(Excerpted records):
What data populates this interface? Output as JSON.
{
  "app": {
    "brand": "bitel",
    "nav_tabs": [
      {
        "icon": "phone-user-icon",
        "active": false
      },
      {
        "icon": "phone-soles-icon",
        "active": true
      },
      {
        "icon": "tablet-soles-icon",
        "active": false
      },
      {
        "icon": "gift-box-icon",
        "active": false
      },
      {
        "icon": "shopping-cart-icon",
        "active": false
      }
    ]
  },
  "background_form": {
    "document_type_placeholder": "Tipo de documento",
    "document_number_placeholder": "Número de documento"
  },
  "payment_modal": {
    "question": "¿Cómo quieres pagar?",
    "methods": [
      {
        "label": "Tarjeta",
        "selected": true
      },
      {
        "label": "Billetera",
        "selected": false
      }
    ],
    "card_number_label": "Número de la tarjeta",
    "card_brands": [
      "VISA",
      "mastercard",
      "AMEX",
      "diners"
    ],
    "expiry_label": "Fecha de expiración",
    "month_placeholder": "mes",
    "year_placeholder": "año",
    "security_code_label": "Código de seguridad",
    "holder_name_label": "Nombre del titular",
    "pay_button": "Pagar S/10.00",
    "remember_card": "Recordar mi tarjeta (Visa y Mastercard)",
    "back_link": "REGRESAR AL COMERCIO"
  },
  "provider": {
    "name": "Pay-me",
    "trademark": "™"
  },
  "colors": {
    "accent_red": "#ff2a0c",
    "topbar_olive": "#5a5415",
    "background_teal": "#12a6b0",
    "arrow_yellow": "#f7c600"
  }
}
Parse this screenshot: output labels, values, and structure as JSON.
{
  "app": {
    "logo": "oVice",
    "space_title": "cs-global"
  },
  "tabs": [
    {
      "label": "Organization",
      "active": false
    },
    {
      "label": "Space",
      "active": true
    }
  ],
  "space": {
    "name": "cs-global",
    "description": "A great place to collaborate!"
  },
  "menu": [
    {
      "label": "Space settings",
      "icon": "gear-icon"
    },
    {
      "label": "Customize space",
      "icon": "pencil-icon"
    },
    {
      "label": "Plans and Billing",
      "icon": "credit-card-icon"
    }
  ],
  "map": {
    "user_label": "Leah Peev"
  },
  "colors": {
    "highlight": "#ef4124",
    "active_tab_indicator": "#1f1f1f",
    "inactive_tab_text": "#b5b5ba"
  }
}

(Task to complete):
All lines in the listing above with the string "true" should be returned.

(Written reply):
        "active": true
        "selected": true
      "active": true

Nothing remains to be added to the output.